[Data records]
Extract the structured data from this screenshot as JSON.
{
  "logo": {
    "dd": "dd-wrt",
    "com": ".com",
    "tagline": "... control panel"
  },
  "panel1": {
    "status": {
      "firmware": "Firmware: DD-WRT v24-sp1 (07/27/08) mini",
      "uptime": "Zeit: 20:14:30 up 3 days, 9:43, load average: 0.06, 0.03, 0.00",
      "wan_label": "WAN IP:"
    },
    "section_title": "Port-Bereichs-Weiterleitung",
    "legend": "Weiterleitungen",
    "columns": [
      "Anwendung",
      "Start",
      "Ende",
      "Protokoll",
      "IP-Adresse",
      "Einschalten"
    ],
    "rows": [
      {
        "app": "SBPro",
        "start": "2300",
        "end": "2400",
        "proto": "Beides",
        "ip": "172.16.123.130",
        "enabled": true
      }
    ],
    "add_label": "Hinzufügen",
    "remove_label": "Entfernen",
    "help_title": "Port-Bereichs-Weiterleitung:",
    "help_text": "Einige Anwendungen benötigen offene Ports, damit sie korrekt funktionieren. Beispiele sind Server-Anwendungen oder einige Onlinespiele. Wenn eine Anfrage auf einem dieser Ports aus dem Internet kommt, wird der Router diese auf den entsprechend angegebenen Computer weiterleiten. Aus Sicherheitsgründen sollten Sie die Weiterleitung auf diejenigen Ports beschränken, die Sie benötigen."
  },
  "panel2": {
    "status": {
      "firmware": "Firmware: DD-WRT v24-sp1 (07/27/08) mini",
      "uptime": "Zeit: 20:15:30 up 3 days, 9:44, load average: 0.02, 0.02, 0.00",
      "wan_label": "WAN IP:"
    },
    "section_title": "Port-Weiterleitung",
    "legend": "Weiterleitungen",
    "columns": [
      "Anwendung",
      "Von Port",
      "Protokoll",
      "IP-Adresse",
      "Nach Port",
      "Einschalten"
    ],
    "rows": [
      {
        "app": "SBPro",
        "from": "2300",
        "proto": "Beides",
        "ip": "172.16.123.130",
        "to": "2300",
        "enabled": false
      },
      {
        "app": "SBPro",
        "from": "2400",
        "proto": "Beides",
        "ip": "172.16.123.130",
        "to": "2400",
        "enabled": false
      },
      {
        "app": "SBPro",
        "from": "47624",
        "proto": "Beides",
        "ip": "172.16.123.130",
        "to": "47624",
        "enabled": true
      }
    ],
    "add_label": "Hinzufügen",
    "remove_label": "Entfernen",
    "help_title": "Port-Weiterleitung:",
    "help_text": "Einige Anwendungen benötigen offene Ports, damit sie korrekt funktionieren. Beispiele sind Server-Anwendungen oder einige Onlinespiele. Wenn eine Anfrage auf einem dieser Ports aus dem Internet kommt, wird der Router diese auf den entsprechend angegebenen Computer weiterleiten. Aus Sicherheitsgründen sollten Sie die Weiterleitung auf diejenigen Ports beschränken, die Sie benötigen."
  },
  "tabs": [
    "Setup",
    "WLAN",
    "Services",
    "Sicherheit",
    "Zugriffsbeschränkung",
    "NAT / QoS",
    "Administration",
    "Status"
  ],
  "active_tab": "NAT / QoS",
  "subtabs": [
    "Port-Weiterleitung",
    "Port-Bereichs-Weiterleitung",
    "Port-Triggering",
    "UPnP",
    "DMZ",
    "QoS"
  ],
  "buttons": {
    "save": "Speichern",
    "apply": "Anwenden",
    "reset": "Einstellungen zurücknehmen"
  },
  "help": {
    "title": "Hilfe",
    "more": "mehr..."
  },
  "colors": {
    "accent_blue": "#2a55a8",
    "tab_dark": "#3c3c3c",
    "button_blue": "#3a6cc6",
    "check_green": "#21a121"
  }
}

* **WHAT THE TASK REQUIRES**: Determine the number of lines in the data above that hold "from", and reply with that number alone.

* **FINISHED TASK**: 4